The debate was attended by members of civil society, academics, women’s organizations, and officials from the Ministry of Women Development and Family Affairs, and the Ministry of Information, Communication, Tourism, Heritage and Culture of Puntland government.
In Somalia, the practice of female genital mutilation (FGM) is deeply rooted in the cultural traditions of the communities. Despite efforts to eradicate the practice, FGM remains prevalent.
The meeting was intended to analyze the achievements aimed at the prevention and control of FGM in terms of awareness, and prevention, and also to discuss the challenges ahead of efforts to eliminate harmful female genital mutilation.
One of the main challenges discussed was the lack of understanding among some community members, especially in rural areas about the harmful effects of FGM. In many cases, FGM is seen as a necessary rite of passage for girls and is believed to promote cleanliness and modesty.
The discussion also focused on the need to engage men and boys in efforts to end FGM. While the practice is often seen as a women’s issue, men have an important role to play in promoting its abandonment. By speaking out against FGM, men can help to create a social norm against the practice.
Despite these challenges, there was a sense of optimism among the participants.
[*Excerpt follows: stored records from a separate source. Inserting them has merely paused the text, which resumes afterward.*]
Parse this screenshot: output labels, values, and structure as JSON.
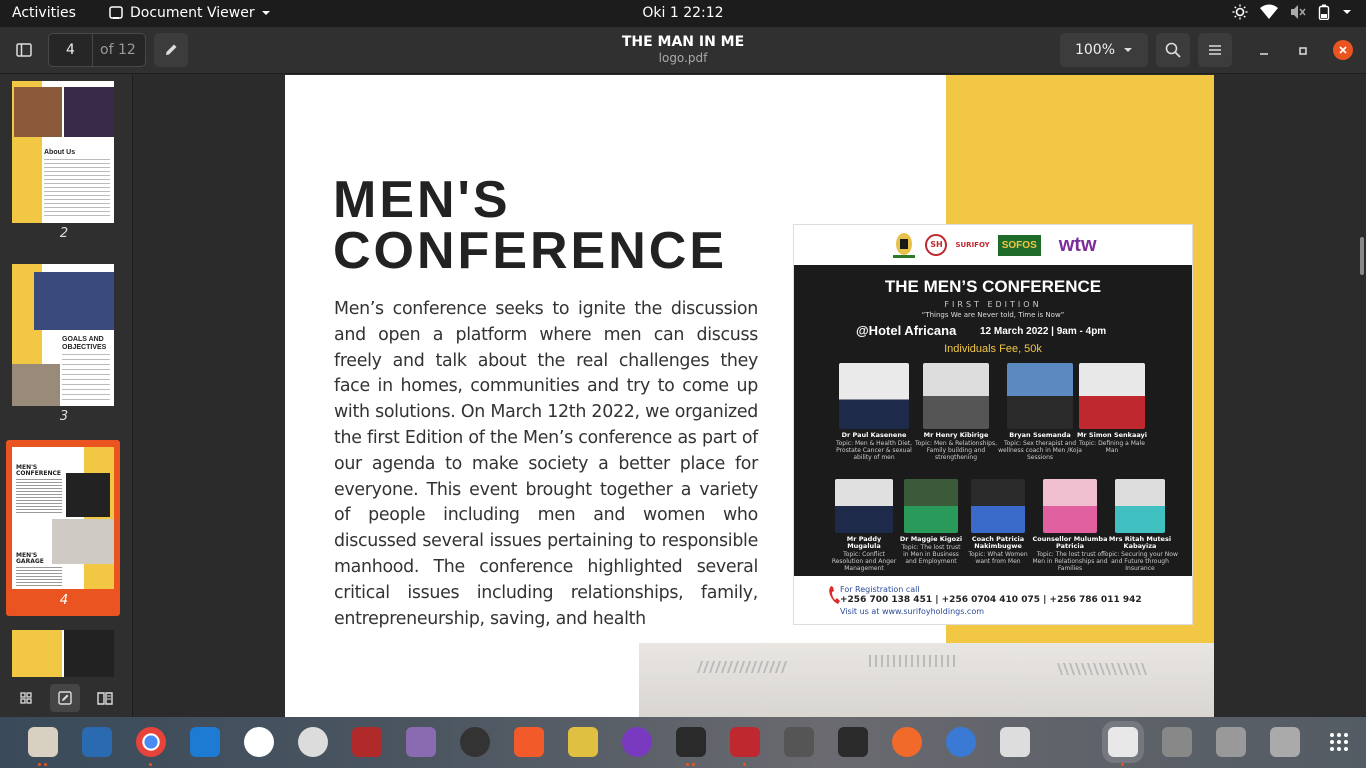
{
  "topbar": {
    "activities": "Activities",
    "app_name": "Document Viewer",
    "clock": "Oki 1  22:12"
  },
  "header": {
    "page_current": "4",
    "page_total": "of 12",
    "title": "THE MAN IN ME",
    "filename": "logo.pdf",
    "zoom": "100%"
  },
  "sidebar": {
    "thumbnails": [
      {
        "label": "2",
        "heading": "About Us"
      },
      {
        "label": "3",
        "heading": "GOALS AND OBJECTIVES"
      },
      {
        "label": "4",
        "heading": "MEN'S CONFERENCE",
        "heading2": "MEN'S GARAGE"
      }
    ]
  },
  "document": {
    "heading": "MEN'S CONFERENCE",
    "body": "Men’s conference seeks to ignite the discussion and open a platform where men can discuss freely and talk about the real challenges they face in homes, communities and try to come up with solutions. On March 12th 2022, we organized the first Edition of the Men’s conference as part of our agenda to make society a better place for everyone. This event brought together a variety of people including men and women who discussed several issues pertaining to responsible manhood. The conference highlighted several critical issues including relationships, family, entrepreneurship, saving, and health",
    "poster": {
      "logos": [
        "SURIFOY",
        "SOFOS",
        "wtw"
      ],
      "title": "THE MEN’S CONFERENCE",
      "edition": "FIRST EDITION",
      "tagline": "“Things We are Never told, Time is Now”",
      "venue": "@Hotel Africana",
      "date": "12 March 2022 | 9am - 4pm",
      "fee": "Individuals Fee, 50k",
      "speakers_row1": [
        {
          "name": "Dr Paul Kasenene",
          "topic": "Topic: Men & Health Diet, Prostate Cancer & sexual ability of men"
        },
        {
          "name": "Mr Henry Kibirige",
          "topic": "Topic: Men & Relationships, Family building and strengthening"
        },
        {
          "name": "Bryan Ssemanda",
          "topic": "Topic: Sex therapist and wellness coach in Men /Koja Sessions"
        },
        {
          "name": "Mr Simon Senkaayi",
          "topic": "Topic: Defining a Male Man"
        }
      ],
      "speakers_row2": [
        {
          "name": "Mr Paddy Mugalula",
          "topic": "Topic: Conflict Resolution and Anger Management"
        },
        {
          "name": "Dr Maggie Kigozi",
          "topic": "Topic: The lost trust in Men in Business and Employment"
        },
        {
          "name": "Coach Patricia Nakimbugwe",
          "topic": "Topic: What Women want from Men"
        },
        {
          "name": "Counsellor Mulumba Patricia",
          "topic": "Topic: The lost trust of Men in Relationships and Families"
        },
        {
          "name": "Mrs Ritah Mutesi Kabayiza",
          "topic": "Topic: Securing your Now and Future through Insurance"
        }
      ],
      "registration": "For Registration call",
      "phones": "+256 700 138 451 | +256 0704 410 075 | +256 786 011 942",
      "website": "Visit us at www.surifoyholdings.com"
    }
  },
  "dock": {
    "apps": [
      "files-icon",
      "writer-icon",
      "chrome-icon",
      "vscode-icon",
      "app-icon",
      "settings-icon",
      "screen-icon",
      "video-icon",
      "wine-icon",
      "brave-icon",
      "calculator-icon",
      "podcast-icon",
      "terminal-icon",
      "filezilla-icon",
      "texmaker-icon",
      "monitor-icon",
      "pen-icon",
      "thunderbird-icon",
      "search-icon",
      "document-viewer-icon",
      "usb-icon",
      "ssd-icon",
      "drive-icon",
      "grid-icon"
    ]
  },
  "colors": {
    "accent": "#e95420",
    "yellow": "#f2c744",
    "poster_dark": "#1b1b1b"
  }
}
Many pointed to the progress that has been made in recent years, including the passage of laws criminalizing FGM and the establishment of community-led initiatives to promote its abandonment.
The Ministry of Women’s GBV Department Director, Amin Mohamoud Nur, said that awareness has been ongoing since the establishment of the Puntland Ministry of Women, and both The Ministry and the partner organizations constantly work to raise awareness and stop the circumcision practices that harm girls and to inform the Puntland community about the FGM problems.
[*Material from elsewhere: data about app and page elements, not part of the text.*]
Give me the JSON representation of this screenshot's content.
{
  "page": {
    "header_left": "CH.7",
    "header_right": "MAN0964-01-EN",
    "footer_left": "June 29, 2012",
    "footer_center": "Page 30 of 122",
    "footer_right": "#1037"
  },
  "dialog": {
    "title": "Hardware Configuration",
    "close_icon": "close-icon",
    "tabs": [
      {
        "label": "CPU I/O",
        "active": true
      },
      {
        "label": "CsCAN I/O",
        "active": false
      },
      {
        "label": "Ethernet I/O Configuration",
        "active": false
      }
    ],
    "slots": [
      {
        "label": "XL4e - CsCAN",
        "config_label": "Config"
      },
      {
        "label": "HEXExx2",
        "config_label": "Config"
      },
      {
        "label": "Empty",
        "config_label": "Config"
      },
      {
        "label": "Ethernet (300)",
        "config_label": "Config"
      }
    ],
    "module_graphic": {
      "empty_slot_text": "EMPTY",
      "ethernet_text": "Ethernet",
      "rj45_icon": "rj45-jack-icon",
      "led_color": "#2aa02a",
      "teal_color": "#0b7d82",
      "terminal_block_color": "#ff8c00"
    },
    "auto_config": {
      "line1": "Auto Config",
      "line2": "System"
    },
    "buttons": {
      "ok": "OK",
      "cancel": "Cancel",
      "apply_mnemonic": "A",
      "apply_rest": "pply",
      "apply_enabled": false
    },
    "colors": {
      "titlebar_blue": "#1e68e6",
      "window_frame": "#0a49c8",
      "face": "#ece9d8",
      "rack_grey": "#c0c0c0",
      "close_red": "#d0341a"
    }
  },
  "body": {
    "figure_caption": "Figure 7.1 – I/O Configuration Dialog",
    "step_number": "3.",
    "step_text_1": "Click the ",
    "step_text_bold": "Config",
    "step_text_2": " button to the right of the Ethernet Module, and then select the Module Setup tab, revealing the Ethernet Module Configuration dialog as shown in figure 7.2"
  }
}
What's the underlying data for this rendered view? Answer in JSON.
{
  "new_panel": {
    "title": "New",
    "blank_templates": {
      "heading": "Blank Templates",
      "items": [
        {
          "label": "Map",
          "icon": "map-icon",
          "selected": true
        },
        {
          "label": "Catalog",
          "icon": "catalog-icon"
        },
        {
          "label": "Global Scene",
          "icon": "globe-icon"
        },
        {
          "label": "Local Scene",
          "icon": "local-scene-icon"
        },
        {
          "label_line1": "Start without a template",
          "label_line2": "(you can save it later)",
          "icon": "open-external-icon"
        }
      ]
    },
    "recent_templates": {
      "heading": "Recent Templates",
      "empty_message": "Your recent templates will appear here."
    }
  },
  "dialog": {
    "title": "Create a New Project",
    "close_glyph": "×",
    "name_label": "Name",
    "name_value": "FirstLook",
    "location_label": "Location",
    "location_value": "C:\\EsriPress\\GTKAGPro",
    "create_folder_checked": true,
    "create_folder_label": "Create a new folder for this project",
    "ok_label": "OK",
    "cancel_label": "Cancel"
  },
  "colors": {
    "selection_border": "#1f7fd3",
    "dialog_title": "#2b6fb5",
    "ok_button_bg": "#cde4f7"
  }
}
Aamino also mentioned that with the progress achieved is noticeable in that most of the community is now aware of the disastrous consequences of FGM problems and has a better understanding of female genital mutilation.
Farhiyo Yusuf Hirsi from the civil society also said that the civil society is making strong efforts to raise and deliver awareness in order to successfully control and prevent the problems faced by girls and women in remote areas.
The Ministry of Information’s Director of the Department of Heritage and Culture Halimo Ali Biyod stated that FGM awareness has been going on for a number of years and people in the cities are now well sensitized of the disastrous impact of FGM but it is necessary to speed up the awareness and reach the remote areas.
Muhubo Said Mohamed from the local NGOs emphasized that significant achievements have been made and the society now has a good understanding of the problems of female genital mutilation, but awareness needs to be strengthened in order to achieve the goal of eliminating female genital mutilation from Somalia.
This discussion is part of the project to raise awareness about female genital mutilation, which we are implementing with the support of GIZ. The project also includes social awareness messages and training for journalists.